■ **Your instructions**: The entries are to be duplicated exactly, with nothing left out.

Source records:
BEGIN

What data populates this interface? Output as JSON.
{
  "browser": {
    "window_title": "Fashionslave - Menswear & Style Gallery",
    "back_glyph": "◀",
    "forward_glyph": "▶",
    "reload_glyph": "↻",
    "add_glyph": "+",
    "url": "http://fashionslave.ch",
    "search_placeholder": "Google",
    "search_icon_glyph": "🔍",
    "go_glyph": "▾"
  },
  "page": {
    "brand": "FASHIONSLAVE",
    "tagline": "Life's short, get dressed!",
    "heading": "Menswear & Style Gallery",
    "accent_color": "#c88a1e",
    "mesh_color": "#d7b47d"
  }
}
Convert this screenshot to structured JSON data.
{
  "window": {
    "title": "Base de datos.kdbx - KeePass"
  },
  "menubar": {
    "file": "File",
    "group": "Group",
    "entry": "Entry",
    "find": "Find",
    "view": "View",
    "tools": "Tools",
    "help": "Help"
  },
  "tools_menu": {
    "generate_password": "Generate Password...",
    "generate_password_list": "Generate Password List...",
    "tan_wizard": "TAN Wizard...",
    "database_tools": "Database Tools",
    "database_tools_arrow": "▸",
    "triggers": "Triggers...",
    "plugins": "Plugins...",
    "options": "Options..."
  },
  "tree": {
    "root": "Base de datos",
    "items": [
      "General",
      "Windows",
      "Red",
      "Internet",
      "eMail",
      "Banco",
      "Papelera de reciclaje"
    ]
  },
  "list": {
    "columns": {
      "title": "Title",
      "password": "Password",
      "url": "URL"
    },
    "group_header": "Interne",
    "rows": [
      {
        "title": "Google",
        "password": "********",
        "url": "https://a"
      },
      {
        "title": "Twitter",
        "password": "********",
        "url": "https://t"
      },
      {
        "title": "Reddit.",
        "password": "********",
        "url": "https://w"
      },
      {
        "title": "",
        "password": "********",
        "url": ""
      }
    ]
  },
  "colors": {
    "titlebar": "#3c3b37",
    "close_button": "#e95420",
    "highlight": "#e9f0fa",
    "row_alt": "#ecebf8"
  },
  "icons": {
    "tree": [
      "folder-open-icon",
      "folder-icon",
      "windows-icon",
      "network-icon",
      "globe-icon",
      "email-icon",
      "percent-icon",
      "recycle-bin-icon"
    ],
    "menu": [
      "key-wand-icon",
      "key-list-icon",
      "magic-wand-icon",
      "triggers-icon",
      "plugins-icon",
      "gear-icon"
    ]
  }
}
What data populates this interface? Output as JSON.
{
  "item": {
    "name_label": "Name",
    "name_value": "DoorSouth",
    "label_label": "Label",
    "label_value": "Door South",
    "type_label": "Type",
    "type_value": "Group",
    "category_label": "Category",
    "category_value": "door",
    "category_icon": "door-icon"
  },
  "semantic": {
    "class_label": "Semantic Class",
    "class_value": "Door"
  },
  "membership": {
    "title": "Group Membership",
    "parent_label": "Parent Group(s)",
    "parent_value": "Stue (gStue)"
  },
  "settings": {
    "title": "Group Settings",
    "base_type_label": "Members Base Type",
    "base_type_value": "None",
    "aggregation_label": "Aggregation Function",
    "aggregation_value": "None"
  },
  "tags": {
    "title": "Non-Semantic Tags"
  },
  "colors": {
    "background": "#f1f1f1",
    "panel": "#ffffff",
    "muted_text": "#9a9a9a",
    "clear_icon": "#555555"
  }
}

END

■ **Written response**:
What data populates this interface? Output as JSON.
{
  "browser": {
    "window_title": "Fashionslave - Menswear & Style Gallery",
    "back_glyph": "◀",
    "forward_glyph": "▶",
    "reload_glyph": "↻",
    "add_glyph": "+",
    "url": "http://fashionslave.ch",
    "search_placeholder": "Google",
    "search_icon_glyph": "🔍",
    "go_glyph": "▾"
  },
  "page": {
    "brand": "FASHIONSLAVE",
    "tagline": "Life's short, get dressed!",
    "heading": "Menswear & Style Gallery",
    "accent_color": "#c88a1e",
    "mesh_color": "#d7b47d"
  }
}
Convert this screenshot to structured JSON data.
{
  "window": {
    "title": "Base de datos.kdbx - KeePass"
  },
  "menubar": {
    "file": "File",
    "group": "Group",
    "entry": "Entry",
    "find": "Find",
    "view": "View",
    "tools": "Tools",
    "help": "Help"
  },
  "tools_menu": {
    "generate_password": "Generate Password...",
    "generate_password_list": "Generate Password List...",
    "tan_wizard": "TAN Wizard...",
    "database_tools": "Database Tools",
    "database_tools_arrow": "▸",
    "triggers": "Triggers...",
    "plugins": "Plugins...",
    "options": "Options..."
  },
  "tree": {
    "root": "Base de datos",
    "items": [
      "General",
      "Windows",
      "Red",
      "Internet",
      "eMail",
      "Banco",
      "Papelera de reciclaje"
    ]
  },
  "list": {
    "columns": {
      "title": "Title",
      "password": "Password",
      "url": "URL"
    },
    "group_header": "Interne",
    "rows": [
      {
        "title": "Google",
        "password": "********",
        "url": "https://a"
      },
      {
        "title": "Twitter",
        "password": "********",
        "url": "https://t"
      },
      {
        "title": "Reddit.",
        "password": "********",
        "url": "https://w"
      },
      {
        "title": "",
        "password": "********",
        "url": ""
      }
    ]
  },
  "colors": {
    "titlebar": "#3c3b37",
    "close_button": "#e95420",
    "highlight": "#e9f0fa",
    "row_alt": "#ecebf8"
  },
  "icons": {
    "tree": [
      "folder-open-icon",
      "folder-icon",
      "windows-icon",
      "network-icon",
      "globe-icon",
      "email-icon",
      "percent-icon",
      "recycle-bin-icon"
    ],
    "menu": [
      "key-wand-icon",
      "key-list-icon",
      "magic-wand-icon",
      "triggers-icon",
      "plugins-icon",
      "gear-icon"
    ]
  }
}
What data populates this interface? Output as JSON.
{
  "item": {
    "name_label": "Name",
    "name_value": "DoorSouth",
    "label_label": "Label",
    "label_value": "Door South",
    "type_label": "Type",
    "type_value": "Group",
    "category_label": "Category",
    "category_value": "door",
    "category_icon": "door-icon"
  },
  "semantic": {
    "class_label": "Semantic Class",
    "class_value": "Door"
  },
  "membership": {
    "title": "Group Membership",
    "parent_label": "Parent Group(s)",
    "parent_value": "Stue (gStue)"
  },
  "settings": {
    "title": "Group Settings",
    "base_type_label": "Members Base Type",
    "base_type_value": "None",
    "aggregation_label": "Aggregation Function",
    "aggregation_value": "None"
  },
  "tags": {
    "title": "Non-Semantic Tags"
  },
  "colors": {
    "background": "#f1f1f1",
    "panel": "#ffffff",
    "muted_text": "#9a9a9a",
    "clear_icon": "#555555"
  }
}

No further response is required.